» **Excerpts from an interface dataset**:
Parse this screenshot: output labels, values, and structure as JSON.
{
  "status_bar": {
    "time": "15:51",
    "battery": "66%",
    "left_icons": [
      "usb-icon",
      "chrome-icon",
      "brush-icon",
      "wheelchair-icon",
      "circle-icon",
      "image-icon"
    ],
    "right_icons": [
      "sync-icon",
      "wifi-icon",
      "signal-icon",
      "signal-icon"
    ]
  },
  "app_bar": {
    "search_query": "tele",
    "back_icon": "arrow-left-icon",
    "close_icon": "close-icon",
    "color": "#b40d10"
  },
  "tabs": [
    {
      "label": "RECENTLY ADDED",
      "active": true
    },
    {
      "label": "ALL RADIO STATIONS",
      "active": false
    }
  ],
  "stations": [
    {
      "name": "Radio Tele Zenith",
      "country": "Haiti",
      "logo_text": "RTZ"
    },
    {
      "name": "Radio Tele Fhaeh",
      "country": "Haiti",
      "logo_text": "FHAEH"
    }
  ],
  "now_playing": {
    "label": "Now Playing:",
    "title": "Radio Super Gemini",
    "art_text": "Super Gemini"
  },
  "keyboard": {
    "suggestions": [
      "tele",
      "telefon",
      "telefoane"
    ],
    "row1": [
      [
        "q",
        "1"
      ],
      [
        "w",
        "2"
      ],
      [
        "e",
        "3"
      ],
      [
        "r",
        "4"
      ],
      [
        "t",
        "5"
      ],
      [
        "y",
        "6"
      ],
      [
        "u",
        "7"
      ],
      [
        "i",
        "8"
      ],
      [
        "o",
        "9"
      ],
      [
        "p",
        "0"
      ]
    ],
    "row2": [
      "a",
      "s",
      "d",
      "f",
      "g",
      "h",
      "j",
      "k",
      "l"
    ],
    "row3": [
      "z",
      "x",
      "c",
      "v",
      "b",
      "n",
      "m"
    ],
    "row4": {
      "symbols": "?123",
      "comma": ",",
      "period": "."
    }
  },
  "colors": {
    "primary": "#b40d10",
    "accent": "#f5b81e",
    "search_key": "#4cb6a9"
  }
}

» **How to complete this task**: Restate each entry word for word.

» **Reply to the exercise**:
Parse this screenshot: output labels, values, and structure as JSON.
{
  "status_bar": {
    "time": "15:51",
    "battery": "66%",
    "left_icons": [
      "usb-icon",
      "chrome-icon",
      "brush-icon",
      "wheelchair-icon",
      "circle-icon",
      "image-icon"
    ],
    "right_icons": [
      "sync-icon",
      "wifi-icon",
      "signal-icon",
      "signal-icon"
    ]
  },
  "app_bar": {
    "search_query": "tele",
    "back_icon": "arrow-left-icon",
    "close_icon": "close-icon",
    "color": "#b40d10"
  },
  "tabs": [
    {
      "label": "RECENTLY ADDED",
      "active": true
    },
    {
      "label": "ALL RADIO STATIONS",
      "active": false
    }
  ],
  "stations": [
    {
      "name": "Radio Tele Zenith",
      "country": "Haiti",
      "logo_text": "RTZ"
    },
    {
      "name": "Radio Tele Fhaeh",
      "country": "Haiti",
      "logo_text": "FHAEH"
    }
  ],
  "now_playing": {
    "label": "Now Playing:",
    "title": "Radio Super Gemini",
    "art_text": "Super Gemini"
  },
  "keyboard": {
    "suggestions": [
      "tele",
      "telefon",
      "telefoane"
    ],
    "row1": [
      [
        "q",
        "1"
      ],
      [
        "w",
        "2"
      ],
      [
        "e",
        "3"
      ],
      [
        "r",
        "4"
      ],
      [
        "t",
        "5"
      ],
      [
        "y",
        "6"
      ],
      [
        "u",
        "7"
      ],
      [
        "i",
        "8"
      ],
      [
        "o",
        "9"
      ],
      [
        "p",
        "0"
      ]
    ],
    "row2": [
      "a",
      "s",
      "d",
      "f",
      "g",
      "h",
      "j",
      "k",
      "l"
    ],
    "row3": [
      "z",
      "x",
      "c",
      "v",
      "b",
      "n",
      "m"
    ],
    "row4": {
      "symbols": "?123",
      "comma": ",",
      "period": "."
    }
  },
  "colors": {
    "primary": "#b40d10",
    "accent": "#f5b81e",
    "search_key": "#4cb6a9"
  }
}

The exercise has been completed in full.